As artistes we can help in political arena by making appearances in sensibly crafted jingles, play and musical skits, civilized musical videos, making appearances on manifesto pamphlets and making appearance on stage with strict adherence to artistic contents devoid of any political statement, do what takes you there and leave the stage. On the other hand too, an artiste can turn into a full time politician, but his conduct should reflect everything good about an artistes, honesty, resourcefulness, moderate, self esteem and visionary; it shouldn’t be the other way round. A politicking artiste must not use his constituency of artistes to beg for money dishonestly, he must respect other non-politicking artistes, while his conduct in the eyes of other non-artistes politician must be starling. He must prosper in the field of politics in an exemplary manner. He shouldn’t constitute himself into a nuisance which can infer on the personalities and block the chances of other willing artistes.
Do you have any official responsibility beside acting and writing?
Yes, I am the head film unit under Niger State Book Development Agency and Other related intellectual activities. I was deployed from Government Day Secondary Minna, where I was Head of Department (HOD) of Languages, after accumulating experience of close to a decade in film industry and writing. The Head of the Agency, BM Dzukogi deemed me able to head his film unit, am I fulfilled? That’s another sphere of dwell age altogether.
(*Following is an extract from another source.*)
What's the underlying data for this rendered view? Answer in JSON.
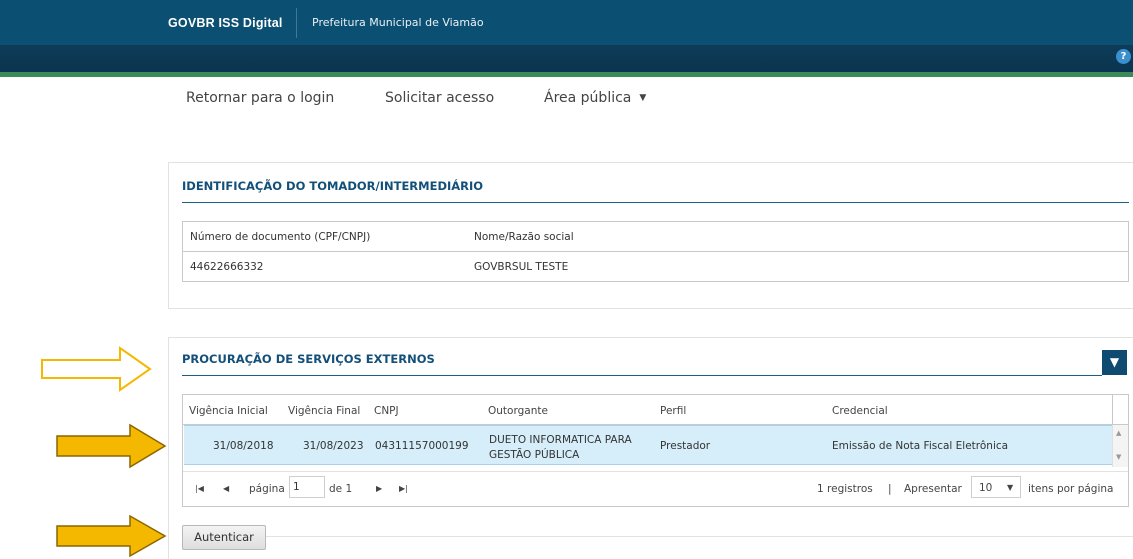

Books and film, how under one agency?
I would like to clear people’s doubts about that confusion, the film unit under book development agency offers film related services, not development of films, the key word is “services” but now that the Agency has incorporated other intellectual activities may be the film frontier will be repositioned. True, Book and films are two serious activities that are independent of one another, but today have symbiotic relationship, all successful books have turned into films today and the most successful films today are products of best sellers books; hence the grouping under one umbrella; but the question now is has the film unit being utilized? Has the film unit being allowed to thrive?
Wouldn’t there be a deliberate scuttling? Wouldn’t films suffer for sake of other competing priority? These are fears other film practitioners express to me every day and true to that, I need to agree with them, that film is equally a serious creative sphere, if not more tasking than other Creative tasks; it need more attention from conceptualizing to story to scripting; pre-production, production and post production. But my hope is that under the Agency, Films will be liberated and given a priority, like a fellow film enthusiast once said “film is too serious a business to be another things’ subordinate.No tags for this post.